Now this isn’t a review of what’s out there, and I need to stress I get free boots from Sportiva (I used a proto pair of Olympus Mons boots on the Dru in 2002), so what I say is skewed. But for me the benchmark climbing boot for ‘do it all’ would be the Spantik (little review I did here, as I’ve used mine from Antarctic grade VII walls, climbing in the Ruth Gorge in Winter, Patagonia, Winter alps, grade 6 ice and Scottish VII. There are other boots out there but for me they often suffer from being ‘pro specific’, designed to be a lightweight as possible to the detriment of longevity (pros get them for free anyway). This can most usually be seen in the price, with carbon fibre and space-age materials pushing the price up to £500 or £600 which is too much to pay (often these prices are inflated so as to still give a good margin when they are discounted). These boots are not perfect of course, the laces can be a pain at times (always carry spares!!!!), and can get trashed due to uppers being softer than hard plastic (repair rands), and you need good gaitors. I think at the moment you can find these boots for under £400.
I’ve yet to try the G2 SM’s but imagine looking at the specs that they’re very good, but maybe not so good if you’re on a budget, plus they look a little less warm than the Spantiks (remember that the Spantiks were state of the art when they came out, and the G2’s are just another step). As for the Batura’s, fantastic for Scotland or ice climbing but no good for expeditions.
As for borrowing boots? Well, they need to fit and be in good condition, and many a climb (and a few toes) has been lost due to thinking tight boots would be OK. My partner last month is still struggling with toes twenty-five years after trying to climb in borrowed boots. You may get away with Alpha’s (Steve House did on Nanga Parbat), but then you’re not Steve House and need to know your feet. Yes, even a pair of approach shoes will work in sub-zero temperatures for a while (I’ve used single leather boots down to -32 degrees C), but only when you’re moving. Stop for just a little while and you’re feet will freeze, stop any longer or get stuck out for the night and it’ll be your toes or worse.

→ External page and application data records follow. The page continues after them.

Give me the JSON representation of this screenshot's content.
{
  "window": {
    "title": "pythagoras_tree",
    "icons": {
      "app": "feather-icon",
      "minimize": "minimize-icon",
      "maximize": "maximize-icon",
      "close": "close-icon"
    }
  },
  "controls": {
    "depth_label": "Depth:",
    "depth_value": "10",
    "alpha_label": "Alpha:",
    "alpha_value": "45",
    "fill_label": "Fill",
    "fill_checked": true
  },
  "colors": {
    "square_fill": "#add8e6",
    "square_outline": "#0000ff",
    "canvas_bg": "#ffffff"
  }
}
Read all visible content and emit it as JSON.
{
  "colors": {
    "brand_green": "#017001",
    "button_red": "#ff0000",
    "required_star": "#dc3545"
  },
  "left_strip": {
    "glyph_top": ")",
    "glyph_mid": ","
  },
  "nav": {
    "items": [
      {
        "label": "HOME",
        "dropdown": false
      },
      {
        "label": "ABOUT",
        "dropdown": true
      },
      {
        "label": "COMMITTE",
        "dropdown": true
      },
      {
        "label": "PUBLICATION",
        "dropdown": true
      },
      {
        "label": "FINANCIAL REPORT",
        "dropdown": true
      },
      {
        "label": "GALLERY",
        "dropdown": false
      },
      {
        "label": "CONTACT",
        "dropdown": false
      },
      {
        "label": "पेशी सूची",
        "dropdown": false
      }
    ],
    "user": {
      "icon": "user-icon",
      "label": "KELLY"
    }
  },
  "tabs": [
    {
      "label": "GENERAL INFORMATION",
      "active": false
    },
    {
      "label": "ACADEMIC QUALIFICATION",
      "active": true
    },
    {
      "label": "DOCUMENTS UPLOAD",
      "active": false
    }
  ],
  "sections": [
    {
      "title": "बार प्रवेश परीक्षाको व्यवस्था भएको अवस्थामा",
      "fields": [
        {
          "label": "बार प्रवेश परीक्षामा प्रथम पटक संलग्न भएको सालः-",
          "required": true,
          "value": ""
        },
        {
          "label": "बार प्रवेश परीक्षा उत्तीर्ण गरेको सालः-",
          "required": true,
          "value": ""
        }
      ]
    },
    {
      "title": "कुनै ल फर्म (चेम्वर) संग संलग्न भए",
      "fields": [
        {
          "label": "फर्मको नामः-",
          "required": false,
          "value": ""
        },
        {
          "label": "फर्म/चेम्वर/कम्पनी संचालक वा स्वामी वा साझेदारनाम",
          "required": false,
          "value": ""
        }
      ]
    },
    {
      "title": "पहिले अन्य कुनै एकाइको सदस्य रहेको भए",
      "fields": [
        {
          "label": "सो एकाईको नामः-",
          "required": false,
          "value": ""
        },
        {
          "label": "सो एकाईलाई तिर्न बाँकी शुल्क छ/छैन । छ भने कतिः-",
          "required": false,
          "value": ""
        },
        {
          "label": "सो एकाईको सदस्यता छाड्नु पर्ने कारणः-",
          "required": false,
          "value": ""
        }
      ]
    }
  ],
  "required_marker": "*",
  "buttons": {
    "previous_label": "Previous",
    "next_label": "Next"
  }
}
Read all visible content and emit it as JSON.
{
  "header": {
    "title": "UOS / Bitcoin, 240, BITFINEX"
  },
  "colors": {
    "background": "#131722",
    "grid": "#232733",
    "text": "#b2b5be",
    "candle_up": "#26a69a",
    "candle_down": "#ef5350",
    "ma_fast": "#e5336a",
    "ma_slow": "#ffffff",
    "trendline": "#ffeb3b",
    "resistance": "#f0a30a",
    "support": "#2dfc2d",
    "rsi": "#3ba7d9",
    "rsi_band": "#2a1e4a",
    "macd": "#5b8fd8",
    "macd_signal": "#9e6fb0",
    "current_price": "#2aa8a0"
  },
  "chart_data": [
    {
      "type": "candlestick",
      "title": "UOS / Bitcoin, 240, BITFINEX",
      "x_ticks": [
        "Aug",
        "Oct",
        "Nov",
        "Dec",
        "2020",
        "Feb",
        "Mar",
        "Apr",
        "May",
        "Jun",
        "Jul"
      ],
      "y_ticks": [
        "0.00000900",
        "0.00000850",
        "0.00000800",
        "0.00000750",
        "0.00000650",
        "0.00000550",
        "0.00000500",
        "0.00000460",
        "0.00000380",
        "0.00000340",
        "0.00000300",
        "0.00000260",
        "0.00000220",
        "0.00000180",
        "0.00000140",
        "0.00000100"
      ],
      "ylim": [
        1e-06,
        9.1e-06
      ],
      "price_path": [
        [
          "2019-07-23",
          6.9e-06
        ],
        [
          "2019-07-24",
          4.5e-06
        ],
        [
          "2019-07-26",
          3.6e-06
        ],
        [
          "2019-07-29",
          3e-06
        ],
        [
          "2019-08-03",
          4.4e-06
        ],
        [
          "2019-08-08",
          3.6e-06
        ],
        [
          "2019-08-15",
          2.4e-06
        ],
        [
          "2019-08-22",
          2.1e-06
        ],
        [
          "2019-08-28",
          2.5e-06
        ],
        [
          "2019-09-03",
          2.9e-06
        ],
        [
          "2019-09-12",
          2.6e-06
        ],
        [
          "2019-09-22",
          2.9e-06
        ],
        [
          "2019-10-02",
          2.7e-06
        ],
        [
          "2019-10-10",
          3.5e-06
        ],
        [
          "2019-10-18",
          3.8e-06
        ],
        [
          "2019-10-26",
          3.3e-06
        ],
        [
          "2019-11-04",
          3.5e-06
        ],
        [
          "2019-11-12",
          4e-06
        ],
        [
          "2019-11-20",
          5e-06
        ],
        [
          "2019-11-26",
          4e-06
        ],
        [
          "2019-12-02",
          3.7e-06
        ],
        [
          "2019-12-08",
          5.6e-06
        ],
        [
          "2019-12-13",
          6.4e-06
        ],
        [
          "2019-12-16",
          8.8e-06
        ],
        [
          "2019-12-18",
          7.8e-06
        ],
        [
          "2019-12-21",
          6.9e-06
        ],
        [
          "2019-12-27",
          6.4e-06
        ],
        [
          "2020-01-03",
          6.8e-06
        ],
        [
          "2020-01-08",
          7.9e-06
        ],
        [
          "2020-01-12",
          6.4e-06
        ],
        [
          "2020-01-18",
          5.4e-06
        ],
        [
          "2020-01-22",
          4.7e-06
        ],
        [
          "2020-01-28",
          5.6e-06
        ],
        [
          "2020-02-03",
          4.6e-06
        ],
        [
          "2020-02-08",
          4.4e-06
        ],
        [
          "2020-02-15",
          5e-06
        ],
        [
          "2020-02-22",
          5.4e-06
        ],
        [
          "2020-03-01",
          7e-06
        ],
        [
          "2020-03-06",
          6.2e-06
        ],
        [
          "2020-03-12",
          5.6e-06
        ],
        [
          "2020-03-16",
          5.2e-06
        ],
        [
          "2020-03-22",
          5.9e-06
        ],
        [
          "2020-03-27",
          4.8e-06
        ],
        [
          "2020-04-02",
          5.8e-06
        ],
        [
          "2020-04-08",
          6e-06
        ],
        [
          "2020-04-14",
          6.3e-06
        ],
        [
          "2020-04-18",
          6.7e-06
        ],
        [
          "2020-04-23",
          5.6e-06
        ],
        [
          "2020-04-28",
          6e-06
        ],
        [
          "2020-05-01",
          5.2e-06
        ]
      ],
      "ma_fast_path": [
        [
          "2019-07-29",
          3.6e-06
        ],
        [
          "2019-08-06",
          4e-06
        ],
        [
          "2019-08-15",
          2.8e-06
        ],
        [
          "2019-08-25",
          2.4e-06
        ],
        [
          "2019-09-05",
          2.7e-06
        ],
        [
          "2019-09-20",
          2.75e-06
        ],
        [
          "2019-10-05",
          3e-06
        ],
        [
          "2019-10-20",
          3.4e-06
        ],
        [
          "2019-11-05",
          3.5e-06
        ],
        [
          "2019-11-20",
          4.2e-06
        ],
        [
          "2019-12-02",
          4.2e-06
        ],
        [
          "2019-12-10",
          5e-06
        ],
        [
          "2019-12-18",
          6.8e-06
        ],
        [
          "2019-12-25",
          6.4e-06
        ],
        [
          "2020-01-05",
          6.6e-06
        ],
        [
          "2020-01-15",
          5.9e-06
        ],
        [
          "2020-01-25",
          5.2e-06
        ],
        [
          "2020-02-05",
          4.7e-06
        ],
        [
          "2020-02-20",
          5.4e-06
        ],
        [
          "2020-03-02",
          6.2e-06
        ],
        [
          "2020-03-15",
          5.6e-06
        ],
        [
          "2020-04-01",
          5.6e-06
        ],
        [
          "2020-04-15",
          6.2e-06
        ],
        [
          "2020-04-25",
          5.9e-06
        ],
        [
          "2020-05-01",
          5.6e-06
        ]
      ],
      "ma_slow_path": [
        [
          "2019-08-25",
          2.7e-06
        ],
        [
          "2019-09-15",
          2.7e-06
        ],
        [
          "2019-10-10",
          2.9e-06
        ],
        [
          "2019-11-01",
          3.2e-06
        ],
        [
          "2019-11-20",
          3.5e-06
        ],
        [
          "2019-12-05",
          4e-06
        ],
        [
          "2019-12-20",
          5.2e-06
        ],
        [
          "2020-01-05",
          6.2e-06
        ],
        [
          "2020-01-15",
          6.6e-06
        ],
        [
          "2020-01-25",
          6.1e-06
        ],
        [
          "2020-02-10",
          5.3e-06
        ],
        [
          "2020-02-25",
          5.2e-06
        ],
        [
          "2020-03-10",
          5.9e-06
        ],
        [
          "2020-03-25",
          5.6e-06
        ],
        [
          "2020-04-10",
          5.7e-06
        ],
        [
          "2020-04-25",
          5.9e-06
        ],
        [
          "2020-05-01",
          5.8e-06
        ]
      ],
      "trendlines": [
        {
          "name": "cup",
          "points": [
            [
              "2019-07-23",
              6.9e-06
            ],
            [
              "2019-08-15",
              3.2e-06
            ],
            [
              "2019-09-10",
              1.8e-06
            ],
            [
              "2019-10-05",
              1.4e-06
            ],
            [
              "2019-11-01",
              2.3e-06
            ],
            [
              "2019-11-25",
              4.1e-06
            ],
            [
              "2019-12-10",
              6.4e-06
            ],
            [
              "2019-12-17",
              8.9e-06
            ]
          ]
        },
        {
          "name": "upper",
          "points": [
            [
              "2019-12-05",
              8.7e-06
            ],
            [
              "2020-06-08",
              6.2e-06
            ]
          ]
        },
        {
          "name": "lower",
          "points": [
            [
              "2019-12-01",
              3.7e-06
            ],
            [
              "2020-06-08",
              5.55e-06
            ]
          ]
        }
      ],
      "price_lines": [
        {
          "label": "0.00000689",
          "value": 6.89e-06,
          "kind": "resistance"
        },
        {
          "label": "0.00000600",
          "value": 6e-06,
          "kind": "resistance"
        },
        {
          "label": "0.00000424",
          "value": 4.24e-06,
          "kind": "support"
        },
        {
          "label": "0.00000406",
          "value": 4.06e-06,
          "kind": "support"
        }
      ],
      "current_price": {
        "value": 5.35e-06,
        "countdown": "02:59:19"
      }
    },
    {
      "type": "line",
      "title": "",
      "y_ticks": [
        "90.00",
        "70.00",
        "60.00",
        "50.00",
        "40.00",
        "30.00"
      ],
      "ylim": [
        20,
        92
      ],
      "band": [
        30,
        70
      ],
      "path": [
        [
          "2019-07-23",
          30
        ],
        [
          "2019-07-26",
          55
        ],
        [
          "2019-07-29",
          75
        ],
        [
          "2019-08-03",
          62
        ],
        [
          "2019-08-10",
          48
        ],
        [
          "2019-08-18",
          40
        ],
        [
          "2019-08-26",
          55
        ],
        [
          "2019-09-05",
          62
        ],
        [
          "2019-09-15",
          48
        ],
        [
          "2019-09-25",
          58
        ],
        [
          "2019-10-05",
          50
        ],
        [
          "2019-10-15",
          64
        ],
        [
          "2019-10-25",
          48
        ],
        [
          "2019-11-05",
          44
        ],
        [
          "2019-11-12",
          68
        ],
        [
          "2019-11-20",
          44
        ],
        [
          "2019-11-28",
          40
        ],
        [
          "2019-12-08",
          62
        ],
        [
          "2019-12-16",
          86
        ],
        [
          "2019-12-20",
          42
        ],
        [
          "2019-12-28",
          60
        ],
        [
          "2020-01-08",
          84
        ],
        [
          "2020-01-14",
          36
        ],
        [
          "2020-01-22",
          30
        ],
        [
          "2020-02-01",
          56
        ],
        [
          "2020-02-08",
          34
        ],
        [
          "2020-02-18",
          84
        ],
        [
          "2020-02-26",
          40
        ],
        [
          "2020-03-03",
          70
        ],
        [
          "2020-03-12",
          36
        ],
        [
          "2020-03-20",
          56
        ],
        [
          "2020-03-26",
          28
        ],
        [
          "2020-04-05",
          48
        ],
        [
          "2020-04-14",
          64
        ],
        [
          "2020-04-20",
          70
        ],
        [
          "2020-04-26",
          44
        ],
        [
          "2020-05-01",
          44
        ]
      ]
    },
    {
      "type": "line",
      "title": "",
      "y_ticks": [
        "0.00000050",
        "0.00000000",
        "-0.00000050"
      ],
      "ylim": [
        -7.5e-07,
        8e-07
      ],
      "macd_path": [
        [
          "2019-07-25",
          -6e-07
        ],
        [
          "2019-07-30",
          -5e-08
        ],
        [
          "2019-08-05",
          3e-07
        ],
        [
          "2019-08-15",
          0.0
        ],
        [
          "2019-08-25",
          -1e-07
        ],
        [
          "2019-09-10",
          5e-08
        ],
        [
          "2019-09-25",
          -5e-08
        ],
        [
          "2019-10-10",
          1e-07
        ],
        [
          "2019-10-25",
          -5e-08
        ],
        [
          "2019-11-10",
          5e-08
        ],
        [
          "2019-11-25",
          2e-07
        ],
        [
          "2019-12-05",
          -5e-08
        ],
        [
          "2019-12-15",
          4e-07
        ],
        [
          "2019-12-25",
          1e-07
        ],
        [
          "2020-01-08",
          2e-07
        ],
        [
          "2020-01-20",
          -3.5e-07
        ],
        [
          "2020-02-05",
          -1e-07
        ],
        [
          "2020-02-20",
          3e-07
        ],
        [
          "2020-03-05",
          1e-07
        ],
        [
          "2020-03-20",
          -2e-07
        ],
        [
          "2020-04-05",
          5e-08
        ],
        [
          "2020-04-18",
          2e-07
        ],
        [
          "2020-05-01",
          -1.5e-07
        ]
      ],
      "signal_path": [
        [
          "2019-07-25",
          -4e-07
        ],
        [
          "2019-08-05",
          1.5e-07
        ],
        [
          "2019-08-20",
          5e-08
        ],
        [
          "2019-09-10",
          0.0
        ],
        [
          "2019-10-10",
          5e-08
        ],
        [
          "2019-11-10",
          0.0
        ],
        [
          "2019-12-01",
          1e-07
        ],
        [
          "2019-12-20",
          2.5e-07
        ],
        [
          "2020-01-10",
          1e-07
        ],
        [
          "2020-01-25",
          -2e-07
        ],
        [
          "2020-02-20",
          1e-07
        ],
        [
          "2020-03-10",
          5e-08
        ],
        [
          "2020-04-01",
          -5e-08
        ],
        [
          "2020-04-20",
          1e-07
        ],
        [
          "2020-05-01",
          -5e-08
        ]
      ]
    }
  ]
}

A good pair of boots should cost you a weeks wages, and if you want to go cold and high then double that. It’s an investment worth making as irrespective of cold injuries, having to turn round or freezing all the time (and the stress that brings) ruins climbs. Get down the charity shop for your threads and use the money you save on your boots.